• _Problem requirements_
Search the records below for the word "JSON". Pull out each line that has it.

Stored data entries:
..............................

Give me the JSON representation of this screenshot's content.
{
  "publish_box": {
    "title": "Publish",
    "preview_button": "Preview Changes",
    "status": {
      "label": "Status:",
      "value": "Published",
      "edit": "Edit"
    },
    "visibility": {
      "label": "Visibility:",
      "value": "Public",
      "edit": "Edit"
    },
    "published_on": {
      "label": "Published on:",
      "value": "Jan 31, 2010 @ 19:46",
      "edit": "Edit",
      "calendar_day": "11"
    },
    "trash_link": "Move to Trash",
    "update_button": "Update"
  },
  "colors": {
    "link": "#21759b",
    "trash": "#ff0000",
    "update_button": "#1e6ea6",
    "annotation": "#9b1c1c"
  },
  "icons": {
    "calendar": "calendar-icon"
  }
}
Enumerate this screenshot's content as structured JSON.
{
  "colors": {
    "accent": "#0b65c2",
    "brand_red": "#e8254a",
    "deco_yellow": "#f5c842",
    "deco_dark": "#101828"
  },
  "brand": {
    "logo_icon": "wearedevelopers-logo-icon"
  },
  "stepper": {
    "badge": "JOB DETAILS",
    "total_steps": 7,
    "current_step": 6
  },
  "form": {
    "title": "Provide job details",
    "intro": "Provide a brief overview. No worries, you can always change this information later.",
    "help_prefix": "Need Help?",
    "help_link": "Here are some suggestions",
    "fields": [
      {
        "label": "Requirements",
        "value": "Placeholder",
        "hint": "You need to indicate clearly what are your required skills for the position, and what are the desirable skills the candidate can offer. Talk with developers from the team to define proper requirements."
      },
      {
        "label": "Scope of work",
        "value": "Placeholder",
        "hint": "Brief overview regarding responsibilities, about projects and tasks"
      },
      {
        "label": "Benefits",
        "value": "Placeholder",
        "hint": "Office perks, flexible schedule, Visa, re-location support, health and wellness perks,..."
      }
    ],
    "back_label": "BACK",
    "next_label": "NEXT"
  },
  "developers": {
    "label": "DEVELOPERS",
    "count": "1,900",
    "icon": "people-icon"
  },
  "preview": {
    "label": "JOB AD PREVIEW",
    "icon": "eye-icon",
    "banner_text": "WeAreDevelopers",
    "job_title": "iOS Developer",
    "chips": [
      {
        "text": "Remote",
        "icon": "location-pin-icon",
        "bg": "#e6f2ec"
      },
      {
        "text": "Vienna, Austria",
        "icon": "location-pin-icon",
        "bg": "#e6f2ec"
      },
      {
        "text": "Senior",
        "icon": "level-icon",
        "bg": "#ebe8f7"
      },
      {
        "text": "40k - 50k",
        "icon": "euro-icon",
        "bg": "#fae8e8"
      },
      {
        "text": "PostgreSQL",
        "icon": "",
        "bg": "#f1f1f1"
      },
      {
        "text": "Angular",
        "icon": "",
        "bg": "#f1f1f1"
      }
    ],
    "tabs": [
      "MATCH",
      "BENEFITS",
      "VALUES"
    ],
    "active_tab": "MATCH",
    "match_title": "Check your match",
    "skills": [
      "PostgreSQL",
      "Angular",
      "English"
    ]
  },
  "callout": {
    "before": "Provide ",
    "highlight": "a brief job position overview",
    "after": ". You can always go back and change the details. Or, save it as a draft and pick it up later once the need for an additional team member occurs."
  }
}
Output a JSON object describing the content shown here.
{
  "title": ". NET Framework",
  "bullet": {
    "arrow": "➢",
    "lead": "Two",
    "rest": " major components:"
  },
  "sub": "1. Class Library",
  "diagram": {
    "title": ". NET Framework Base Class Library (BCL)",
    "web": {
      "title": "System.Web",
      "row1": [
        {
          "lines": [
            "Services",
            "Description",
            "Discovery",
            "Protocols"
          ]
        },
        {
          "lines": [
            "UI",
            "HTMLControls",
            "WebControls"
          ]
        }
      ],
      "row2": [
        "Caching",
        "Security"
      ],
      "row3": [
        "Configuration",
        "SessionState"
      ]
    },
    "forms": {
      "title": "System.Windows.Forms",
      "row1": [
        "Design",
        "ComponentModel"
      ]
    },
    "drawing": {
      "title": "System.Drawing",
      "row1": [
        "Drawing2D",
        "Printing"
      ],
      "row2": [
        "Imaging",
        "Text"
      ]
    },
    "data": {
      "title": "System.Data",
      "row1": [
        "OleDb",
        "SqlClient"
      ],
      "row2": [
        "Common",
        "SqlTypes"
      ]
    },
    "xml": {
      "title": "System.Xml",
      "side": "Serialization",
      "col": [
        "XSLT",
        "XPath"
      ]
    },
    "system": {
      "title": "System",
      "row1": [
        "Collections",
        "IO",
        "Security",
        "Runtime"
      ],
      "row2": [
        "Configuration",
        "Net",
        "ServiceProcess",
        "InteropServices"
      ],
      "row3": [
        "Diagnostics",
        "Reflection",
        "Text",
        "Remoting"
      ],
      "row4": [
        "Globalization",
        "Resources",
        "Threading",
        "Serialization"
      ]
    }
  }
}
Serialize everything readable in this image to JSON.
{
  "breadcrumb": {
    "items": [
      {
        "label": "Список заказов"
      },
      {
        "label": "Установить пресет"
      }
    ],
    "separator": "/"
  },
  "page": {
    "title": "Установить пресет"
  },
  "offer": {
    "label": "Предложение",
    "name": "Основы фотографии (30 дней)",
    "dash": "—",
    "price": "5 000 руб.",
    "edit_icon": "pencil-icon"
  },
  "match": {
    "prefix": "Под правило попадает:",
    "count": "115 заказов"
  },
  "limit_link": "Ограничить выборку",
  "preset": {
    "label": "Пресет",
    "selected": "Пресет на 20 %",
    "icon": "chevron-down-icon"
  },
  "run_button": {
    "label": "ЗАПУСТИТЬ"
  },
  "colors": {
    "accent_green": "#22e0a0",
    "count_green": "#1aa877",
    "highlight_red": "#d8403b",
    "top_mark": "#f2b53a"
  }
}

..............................

• _Solution for this task_
Give me the JSON representation of this screenshot's content.
Enumerate this screenshot's content as structured JSON.
Output a JSON object describing the content shown here.
Serialize everything readable in this image to JSON.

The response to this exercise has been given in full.